This is all to say that Duchamp, Man Ray, Picabia sets out to suggest an equivalence between its protagonists, men it describes as "three of the great pioneering figures in early 20th-century art". From the outset, though, it is clear that this even-handedness is, to put it kindly, quixotic. To put it unkindly, it is nonsense.

The first rooms show the artists' juvenilia, their early careers having all been spent as painters. Even here, it's clear that we are dealing not with a three-legged race but with gold, silver and bronze. Duchamp's Nude Descending a Staircase, No 2 (1912) is an amazingly sophisticated work, synthesising Cubist and Futurist thinking in a way that is entirely confident, wholly its own. The Lovers (1914) by the American-born Man Ray, ex-Emmanuel Radnitzky, shows the artist's exposure to the European avant garde via the 1913 Armory Show. It also suggests a native way with form. Adam and Eve (1911) by Picabia – in this context, poor, sad Picabia – is flaccid and floundering; and, bar his Fig Leaf of 1922, that is how he stays for the long course of this show.

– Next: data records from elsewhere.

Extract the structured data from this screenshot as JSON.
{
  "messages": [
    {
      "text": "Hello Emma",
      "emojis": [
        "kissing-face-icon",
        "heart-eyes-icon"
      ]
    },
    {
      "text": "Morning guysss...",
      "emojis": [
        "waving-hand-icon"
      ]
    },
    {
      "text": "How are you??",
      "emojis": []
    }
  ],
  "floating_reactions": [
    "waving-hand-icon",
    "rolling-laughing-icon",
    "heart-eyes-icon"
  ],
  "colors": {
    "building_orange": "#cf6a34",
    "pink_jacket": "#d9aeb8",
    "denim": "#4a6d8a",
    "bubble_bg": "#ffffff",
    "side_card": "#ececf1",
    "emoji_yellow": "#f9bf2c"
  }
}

Over Francis Picabia's inclusion, in other words, hangs the question: why bother? His role in the theorising of Dada was certainly important, but his work itself is an embarrassing distraction from the main event, which is Duchamp. The same, though to a far lesser extent, is true of Man Ray. The cruel truth is that Duchamp's particular genius lay in uncertainty, and that uncertainty was (and is) the defining spirit of the age. Its greatest lyric poet was Sigmund Freud, who showed that humanity is defined by a sexuality revealed in accidents and slips of the tongue, and it is that revelation that is at the heart of Duchamp's work.

Duchamp dressed as a woman whose name – Rrose Sélavy (Eros, c'est la vie, roughly "sex is life") – was a punning celebration of the ambiguous. So, too, was his notorious drawing of a moustache on the Mona Lisa. His eye (and ear) for the accidental was miraculous, ranging from endless French games with homophones – puns on the words savant and savon, noting that the letters LHOOQ sound like "she has a hot arse" – to seeing a wine rack as a woman's body covered in penises. And Duchamp wasn't just a master of form. The means of his art-making – the spotting of visual kinships in those everyday objects he would dub "readymades" – was itself scrupulously random, the sporadic outcome of a sporadic time. Half a century before, Charles Baudelaire had lauded the artist of the future as a flâneur, a lounger in the streets. It is arguable that his prophecy found its fulfilment not in Manet, but in Duchamp.

I've saved that urinal for last for the good reason that it is arguably (and laughably) the most important artwork of the past 100 years. Fountain – inscribed with the pseudonym R Mutt – isn't entirely a thumbing of the nose – it also has a formal interest as a feminine object designed to receive the outpourings of men – but it is largely that. It was "made" barely a decade after Duchamp's late-Impressionist painting, House in the Wood, and yet, philosophically, the two works are separated by aeons.

Between Duchamp's Fountain and Tracey Emin's My Bed, though, there is not a day's difference. Both are about the same historical accident, namely the transporting of a non-artwork into an art context. Fountain – actually a Sixties copy, the original having been lost – will have been carried reverently by conservators to Tate Modern's Level Four in its own champfered crate, it will be insured for God knows how much, and we will gaze at it in awe. Layered by now with so many meanings and so much history, it is neither an artwork nor an artefact but a totem. It is a snug-bar truism to say that nothing new has been done in art since Duchamp, but, looking at Fountain, it is also true. The rest of this show is merely a footnote, and so, perhaps, is the rest of art history.

Tate Modern, London SE1 (020 7887 8888) to 26 May